> _ABOUT THIS TASK_
Only lines holding the word "device" are wanted from the records; copy all of them.

***** STORED DATA *****

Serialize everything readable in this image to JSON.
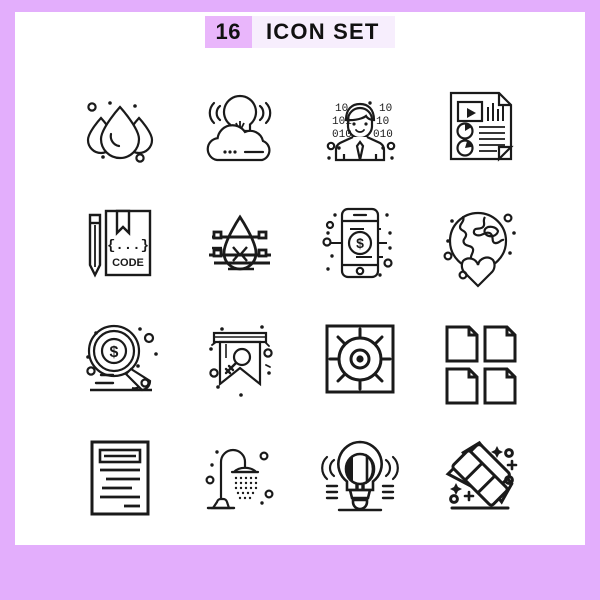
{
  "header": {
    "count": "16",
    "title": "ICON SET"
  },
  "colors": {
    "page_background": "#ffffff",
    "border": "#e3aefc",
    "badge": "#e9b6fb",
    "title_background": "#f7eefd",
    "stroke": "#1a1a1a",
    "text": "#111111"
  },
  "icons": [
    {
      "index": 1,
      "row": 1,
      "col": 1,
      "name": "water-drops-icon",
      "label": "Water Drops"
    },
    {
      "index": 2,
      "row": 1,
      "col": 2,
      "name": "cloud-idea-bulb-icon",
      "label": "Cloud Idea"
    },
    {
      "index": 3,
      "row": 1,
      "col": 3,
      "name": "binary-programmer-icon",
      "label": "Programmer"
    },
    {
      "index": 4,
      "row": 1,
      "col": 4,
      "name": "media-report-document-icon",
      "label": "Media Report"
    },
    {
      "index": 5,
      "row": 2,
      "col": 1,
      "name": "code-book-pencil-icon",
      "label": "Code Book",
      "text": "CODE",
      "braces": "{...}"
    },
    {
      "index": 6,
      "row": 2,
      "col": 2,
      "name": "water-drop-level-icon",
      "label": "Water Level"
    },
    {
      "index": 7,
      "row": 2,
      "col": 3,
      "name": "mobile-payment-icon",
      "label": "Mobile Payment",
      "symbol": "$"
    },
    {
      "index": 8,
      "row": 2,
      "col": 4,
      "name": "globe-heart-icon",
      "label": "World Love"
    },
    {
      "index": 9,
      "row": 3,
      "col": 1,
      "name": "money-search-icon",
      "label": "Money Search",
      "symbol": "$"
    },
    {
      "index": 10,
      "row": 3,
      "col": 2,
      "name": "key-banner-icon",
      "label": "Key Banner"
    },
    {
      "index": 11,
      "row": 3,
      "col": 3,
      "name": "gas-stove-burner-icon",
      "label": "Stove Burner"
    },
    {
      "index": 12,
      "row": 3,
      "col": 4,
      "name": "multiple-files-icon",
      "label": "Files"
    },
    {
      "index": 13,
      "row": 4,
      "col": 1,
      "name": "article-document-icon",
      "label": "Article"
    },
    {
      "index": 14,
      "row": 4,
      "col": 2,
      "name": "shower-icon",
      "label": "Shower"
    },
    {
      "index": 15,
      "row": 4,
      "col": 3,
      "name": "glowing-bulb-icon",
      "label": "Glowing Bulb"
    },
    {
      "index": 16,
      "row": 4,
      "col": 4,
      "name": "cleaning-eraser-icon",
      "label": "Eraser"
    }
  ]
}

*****
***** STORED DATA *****

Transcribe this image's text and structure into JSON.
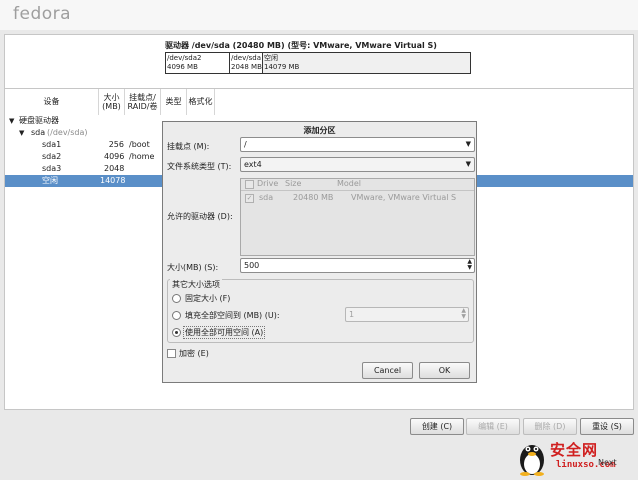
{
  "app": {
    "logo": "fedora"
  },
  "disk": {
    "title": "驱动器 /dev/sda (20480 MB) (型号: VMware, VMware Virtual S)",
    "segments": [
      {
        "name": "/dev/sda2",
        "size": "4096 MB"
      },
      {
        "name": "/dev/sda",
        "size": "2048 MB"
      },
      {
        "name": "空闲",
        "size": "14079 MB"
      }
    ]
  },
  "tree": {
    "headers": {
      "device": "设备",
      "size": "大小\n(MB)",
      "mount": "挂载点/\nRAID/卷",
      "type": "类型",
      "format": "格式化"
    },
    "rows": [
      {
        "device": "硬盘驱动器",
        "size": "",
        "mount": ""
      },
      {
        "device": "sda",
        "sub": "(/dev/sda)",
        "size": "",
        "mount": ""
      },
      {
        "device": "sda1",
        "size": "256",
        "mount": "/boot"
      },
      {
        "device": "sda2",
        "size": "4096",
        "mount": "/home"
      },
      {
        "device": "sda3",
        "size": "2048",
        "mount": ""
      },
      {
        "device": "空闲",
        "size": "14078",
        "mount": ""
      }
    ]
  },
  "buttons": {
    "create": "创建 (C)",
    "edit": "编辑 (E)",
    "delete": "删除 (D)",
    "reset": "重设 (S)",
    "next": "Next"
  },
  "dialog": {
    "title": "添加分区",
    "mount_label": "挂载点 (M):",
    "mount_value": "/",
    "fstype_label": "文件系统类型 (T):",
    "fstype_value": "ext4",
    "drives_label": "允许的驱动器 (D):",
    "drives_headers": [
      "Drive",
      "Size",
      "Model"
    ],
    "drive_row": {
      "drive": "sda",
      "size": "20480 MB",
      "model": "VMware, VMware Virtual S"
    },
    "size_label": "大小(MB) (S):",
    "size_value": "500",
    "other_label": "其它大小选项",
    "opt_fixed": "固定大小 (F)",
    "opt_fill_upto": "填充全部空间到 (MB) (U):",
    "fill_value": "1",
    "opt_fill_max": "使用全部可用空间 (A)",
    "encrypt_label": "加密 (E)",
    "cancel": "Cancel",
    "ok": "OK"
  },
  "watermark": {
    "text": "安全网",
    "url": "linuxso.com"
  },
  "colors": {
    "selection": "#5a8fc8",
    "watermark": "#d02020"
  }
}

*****

> _YOUR SOLUTION_
      "device": "设备",
        "device": "硬盘驱动器",
        "device": "sda",
        "device": "sda1",
        "device": "sda2",
        "device": "sda3",
        "device": "空闲",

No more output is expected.